The Great Barrier Reef is dying and the Australian government is apparently not doing enough to solve the problem. Experts point out that the government’s REEF 2050 plan does not effectively address the climate change threat.

To ensure a good future for the corals, the government established the REEF 2050 Sustainability Plan. However, the ABC reports that one-third of the targets are at risk of not being met because either they are just starting or severely lacking in funds.

According to the Great Barrier Reef Independent Review Group, they doubt that this is actually a good plan to alleviate the impacts of climate change on the Great Barrier Reef. Experts lament that climate change, which results to coral bleaching like the massive coral bleaching in 2016, has become the new normal.

Di Tarte, the Convenor of the Great Barrier Reef Independent Review Group, stated: “(The 2016 bleaching) was a precursor, it gave us an insight as to what’s going to happen on the Reef if we don’t get ahead of the game.
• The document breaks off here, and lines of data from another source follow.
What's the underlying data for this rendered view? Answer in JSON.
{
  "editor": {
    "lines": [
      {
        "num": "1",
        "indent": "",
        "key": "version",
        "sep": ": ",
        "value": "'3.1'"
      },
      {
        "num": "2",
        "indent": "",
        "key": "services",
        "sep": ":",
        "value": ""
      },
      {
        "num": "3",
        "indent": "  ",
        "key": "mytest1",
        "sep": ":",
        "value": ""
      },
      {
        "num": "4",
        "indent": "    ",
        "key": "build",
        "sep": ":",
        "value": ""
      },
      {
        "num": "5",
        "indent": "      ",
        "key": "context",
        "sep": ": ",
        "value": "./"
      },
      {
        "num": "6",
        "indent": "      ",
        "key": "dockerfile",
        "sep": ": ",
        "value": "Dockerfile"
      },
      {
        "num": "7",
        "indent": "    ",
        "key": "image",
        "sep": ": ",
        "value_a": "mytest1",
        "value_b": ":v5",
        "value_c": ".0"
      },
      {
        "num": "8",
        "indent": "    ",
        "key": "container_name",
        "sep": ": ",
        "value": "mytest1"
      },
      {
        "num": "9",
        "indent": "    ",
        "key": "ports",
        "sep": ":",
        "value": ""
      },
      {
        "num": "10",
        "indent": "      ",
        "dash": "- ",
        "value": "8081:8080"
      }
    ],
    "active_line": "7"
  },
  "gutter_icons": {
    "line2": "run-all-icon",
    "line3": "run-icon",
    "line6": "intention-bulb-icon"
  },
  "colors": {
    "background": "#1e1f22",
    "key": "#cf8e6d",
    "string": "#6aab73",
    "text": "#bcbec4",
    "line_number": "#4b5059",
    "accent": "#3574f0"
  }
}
At the moment, there’s a business-as-usual feel … and we aren’t dealing effectively with climate change impacts.”

The Independent Review Group has asked officials in the World Heritage Committee to examine the Reef’s status. The GBRMPA has also said that they are doing underwater surveys on reefs located between Townsville and Cairns.

Another study has shown that coral bleaching could become the new normal by 2050. Experts blame the rising ocean temperatures.

The research team also says that if the current greenhouse gas emissions are not reduced, then high temperatures, which we also experienced last year, will become very common in the coming years. The researchers add that high temperatures like last year have a 70 percent chance of being common in 2030. The temperatures of 2050 would have a 947 percent chance of being as high.

“Beyond that [the 2016 temperatures] become much cooler than average, to the point that by the late 21st century an event like 2016 would actually be remarkably cold,” said lead researcher Andrew King, a climate scientist from the University of Melbourne.

King also said that Australia is not decreasing its greenhouse gas emissions enough. Ensuring that the country follows on what was agreed in Paris also means ensuring the good future of the corals. King also said that Australia must make policies that will help achieve that goal. The researcher suggests using sustainable energy.

Read more:

Great Barrier Reef Bleaching to Occur Annually by 2050

Great Barrier Reef at Risk of Coral Bleaching From Warm Waters